==== Record set

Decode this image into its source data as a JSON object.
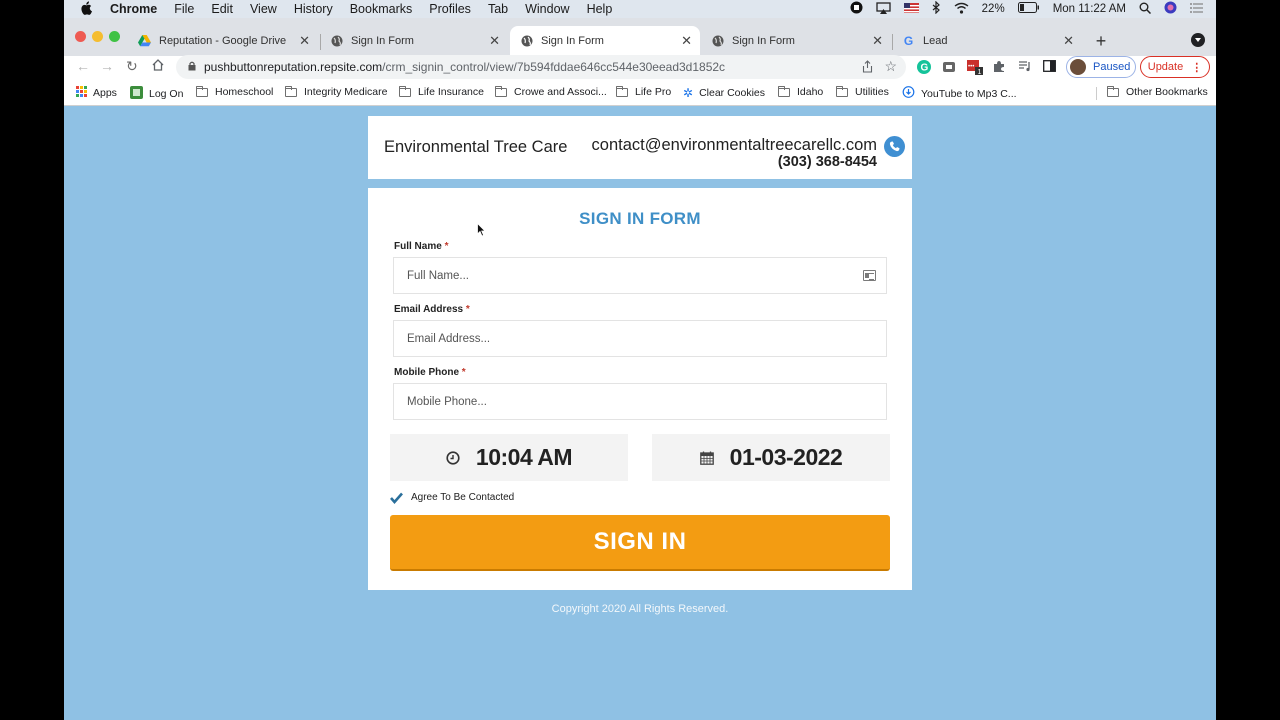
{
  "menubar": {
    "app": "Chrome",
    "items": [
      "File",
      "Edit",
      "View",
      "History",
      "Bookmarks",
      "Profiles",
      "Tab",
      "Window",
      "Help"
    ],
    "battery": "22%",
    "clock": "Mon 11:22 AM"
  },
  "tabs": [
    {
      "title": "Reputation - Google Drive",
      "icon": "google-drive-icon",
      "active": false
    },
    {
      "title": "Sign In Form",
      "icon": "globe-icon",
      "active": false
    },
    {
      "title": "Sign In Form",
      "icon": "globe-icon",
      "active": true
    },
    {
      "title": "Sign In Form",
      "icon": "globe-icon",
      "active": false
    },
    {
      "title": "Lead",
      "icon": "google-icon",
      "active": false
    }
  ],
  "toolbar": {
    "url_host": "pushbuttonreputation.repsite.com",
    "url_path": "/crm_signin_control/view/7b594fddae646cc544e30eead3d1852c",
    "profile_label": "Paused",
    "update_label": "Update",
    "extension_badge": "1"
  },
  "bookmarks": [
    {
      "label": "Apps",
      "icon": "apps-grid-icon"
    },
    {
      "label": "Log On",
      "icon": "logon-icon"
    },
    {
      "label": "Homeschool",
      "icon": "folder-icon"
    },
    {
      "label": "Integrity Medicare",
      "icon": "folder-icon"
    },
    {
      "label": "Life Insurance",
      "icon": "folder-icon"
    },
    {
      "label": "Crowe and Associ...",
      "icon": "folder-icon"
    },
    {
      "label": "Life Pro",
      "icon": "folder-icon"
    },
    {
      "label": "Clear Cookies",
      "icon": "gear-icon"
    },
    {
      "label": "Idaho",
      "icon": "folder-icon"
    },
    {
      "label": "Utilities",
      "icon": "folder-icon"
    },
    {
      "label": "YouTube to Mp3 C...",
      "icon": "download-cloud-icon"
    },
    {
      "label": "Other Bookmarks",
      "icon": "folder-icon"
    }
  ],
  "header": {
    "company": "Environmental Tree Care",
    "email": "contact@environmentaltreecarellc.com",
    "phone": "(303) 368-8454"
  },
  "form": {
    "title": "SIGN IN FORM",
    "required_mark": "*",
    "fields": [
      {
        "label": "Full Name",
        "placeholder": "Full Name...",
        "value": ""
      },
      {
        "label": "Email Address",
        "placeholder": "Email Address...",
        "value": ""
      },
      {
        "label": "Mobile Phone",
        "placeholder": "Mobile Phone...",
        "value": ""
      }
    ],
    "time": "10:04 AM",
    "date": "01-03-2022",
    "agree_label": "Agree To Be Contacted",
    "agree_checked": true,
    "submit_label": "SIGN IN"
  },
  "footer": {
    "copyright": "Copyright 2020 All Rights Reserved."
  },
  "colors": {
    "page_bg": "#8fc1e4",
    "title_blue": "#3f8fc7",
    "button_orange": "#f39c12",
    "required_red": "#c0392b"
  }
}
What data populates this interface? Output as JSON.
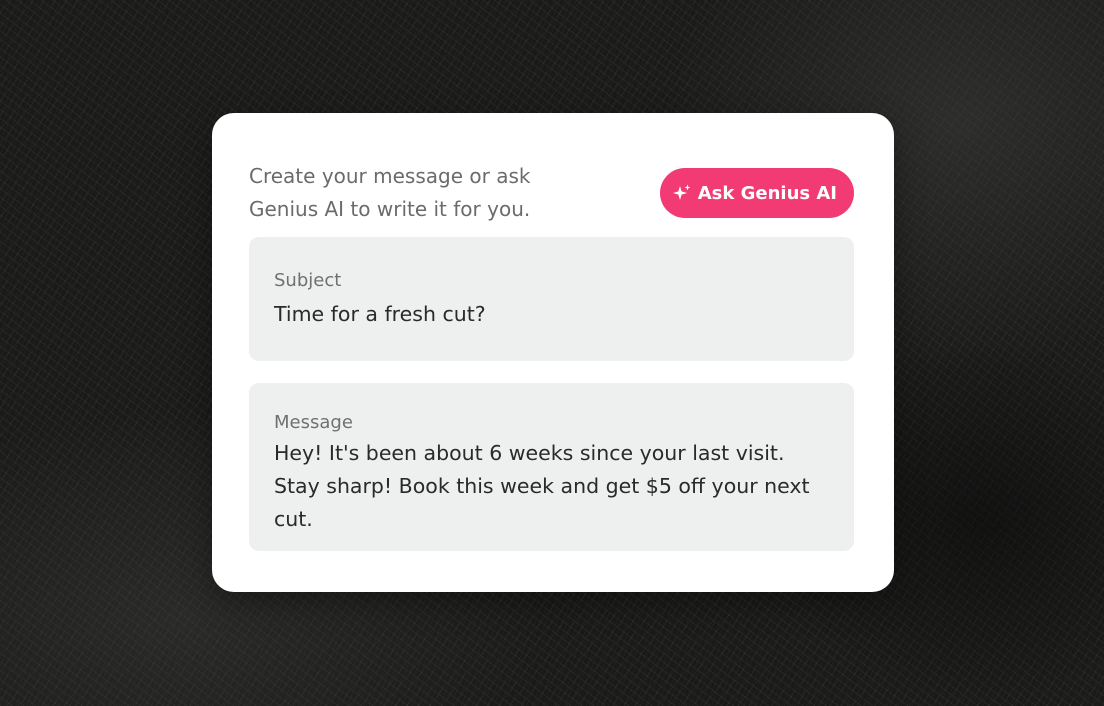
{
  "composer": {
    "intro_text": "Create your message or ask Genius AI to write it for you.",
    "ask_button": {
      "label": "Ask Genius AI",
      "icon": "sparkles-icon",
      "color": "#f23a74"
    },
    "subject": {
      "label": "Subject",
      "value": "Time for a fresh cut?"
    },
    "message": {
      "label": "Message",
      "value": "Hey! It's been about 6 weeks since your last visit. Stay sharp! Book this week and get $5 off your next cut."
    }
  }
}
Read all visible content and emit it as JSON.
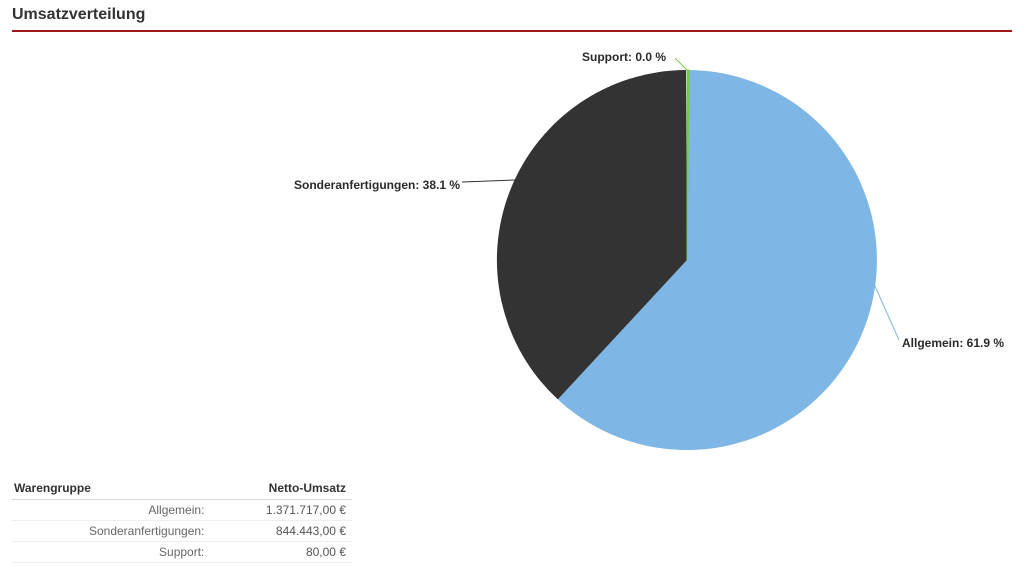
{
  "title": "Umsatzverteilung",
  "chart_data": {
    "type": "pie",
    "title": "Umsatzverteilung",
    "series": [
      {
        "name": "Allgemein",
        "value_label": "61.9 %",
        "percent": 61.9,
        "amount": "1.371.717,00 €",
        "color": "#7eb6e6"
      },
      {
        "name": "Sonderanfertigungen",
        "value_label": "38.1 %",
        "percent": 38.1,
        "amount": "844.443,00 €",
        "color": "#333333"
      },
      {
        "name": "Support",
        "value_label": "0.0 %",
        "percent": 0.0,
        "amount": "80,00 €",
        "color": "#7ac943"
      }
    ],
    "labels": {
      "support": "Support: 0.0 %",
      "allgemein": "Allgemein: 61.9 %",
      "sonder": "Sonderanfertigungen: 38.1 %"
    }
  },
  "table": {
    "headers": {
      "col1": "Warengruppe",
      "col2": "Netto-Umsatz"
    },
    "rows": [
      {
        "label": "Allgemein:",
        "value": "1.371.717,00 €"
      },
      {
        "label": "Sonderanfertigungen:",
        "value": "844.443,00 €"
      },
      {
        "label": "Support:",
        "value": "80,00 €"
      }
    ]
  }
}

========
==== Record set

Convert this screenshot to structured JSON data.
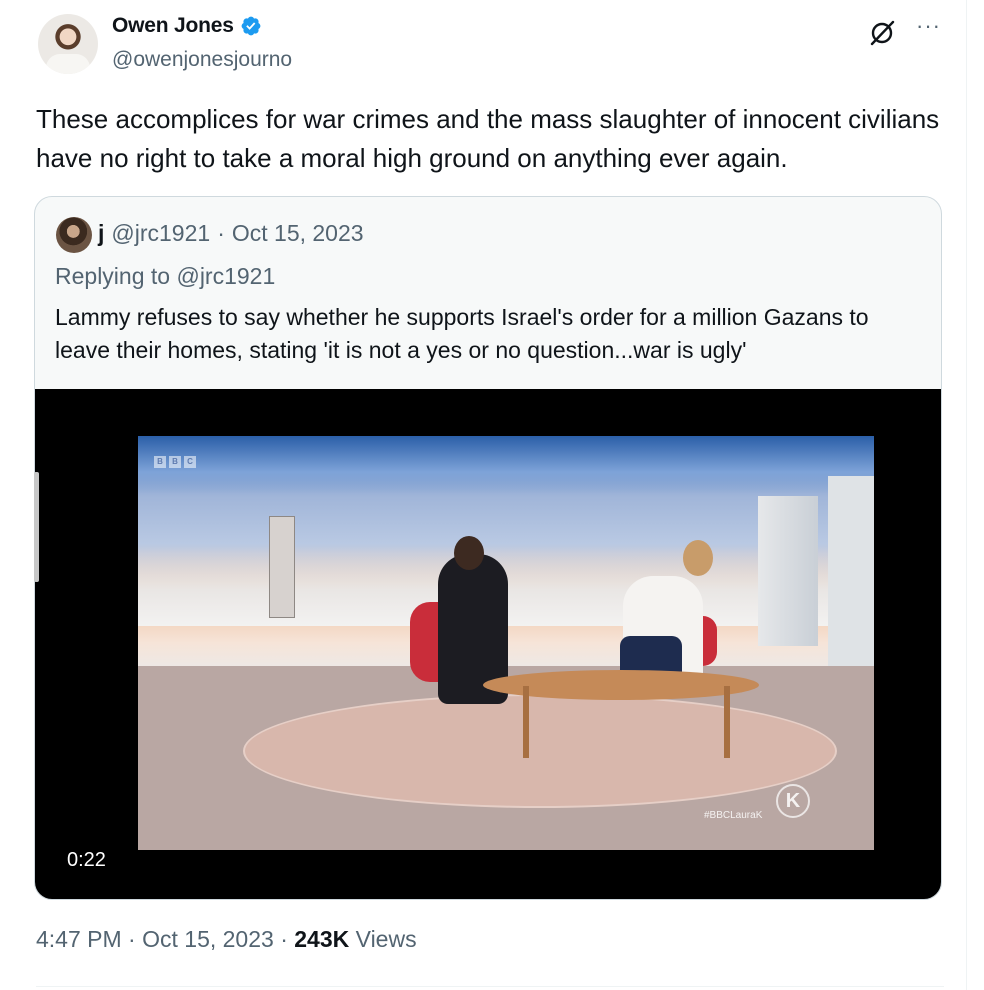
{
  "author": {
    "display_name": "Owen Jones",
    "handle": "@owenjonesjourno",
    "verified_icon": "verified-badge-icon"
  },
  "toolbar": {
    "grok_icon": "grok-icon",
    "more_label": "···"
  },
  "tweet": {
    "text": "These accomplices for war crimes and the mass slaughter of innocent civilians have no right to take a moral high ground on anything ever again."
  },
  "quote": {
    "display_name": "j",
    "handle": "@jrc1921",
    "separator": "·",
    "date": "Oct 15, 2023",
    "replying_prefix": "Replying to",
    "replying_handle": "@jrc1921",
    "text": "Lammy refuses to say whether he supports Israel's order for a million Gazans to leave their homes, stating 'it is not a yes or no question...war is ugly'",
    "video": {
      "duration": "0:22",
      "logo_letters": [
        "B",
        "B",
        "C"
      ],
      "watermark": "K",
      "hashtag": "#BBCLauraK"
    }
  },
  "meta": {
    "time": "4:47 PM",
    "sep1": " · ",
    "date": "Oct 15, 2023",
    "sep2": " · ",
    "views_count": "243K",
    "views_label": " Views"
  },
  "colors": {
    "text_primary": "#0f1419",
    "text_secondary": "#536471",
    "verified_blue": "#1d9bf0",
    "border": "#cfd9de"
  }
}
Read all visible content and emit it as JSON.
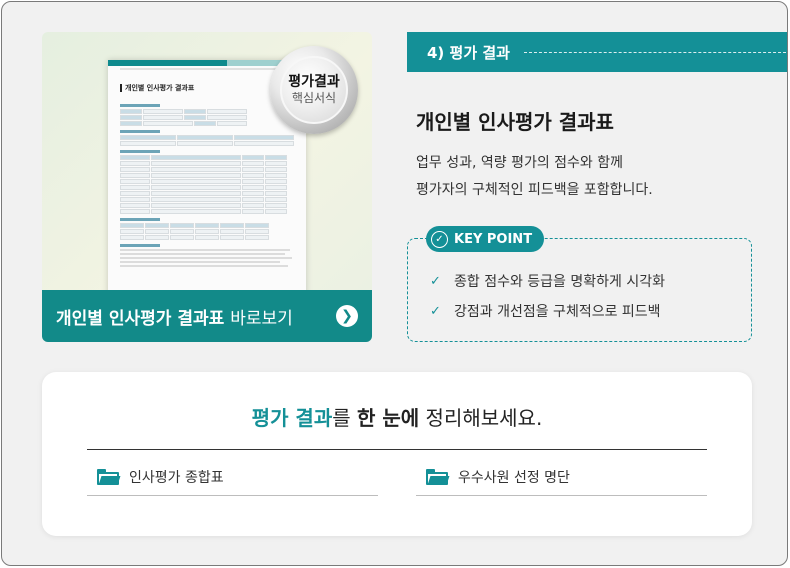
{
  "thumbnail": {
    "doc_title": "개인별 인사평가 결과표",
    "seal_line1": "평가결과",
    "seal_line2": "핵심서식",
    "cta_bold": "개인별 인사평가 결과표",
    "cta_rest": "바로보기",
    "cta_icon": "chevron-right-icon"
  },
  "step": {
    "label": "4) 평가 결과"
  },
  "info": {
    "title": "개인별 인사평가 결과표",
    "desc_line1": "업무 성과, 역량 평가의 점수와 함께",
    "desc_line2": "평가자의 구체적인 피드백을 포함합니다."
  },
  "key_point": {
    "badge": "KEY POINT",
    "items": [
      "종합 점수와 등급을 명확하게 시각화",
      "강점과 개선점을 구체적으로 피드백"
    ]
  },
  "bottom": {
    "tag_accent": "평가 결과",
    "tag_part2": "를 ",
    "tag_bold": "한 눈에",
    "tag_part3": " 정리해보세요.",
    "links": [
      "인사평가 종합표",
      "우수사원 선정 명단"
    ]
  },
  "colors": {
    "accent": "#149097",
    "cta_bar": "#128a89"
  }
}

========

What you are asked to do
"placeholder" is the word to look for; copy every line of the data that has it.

Task solution
        "placeholder": "Full Name...",
        "placeholder": "Email Address...",
        "placeholder": "Mobile Phone...",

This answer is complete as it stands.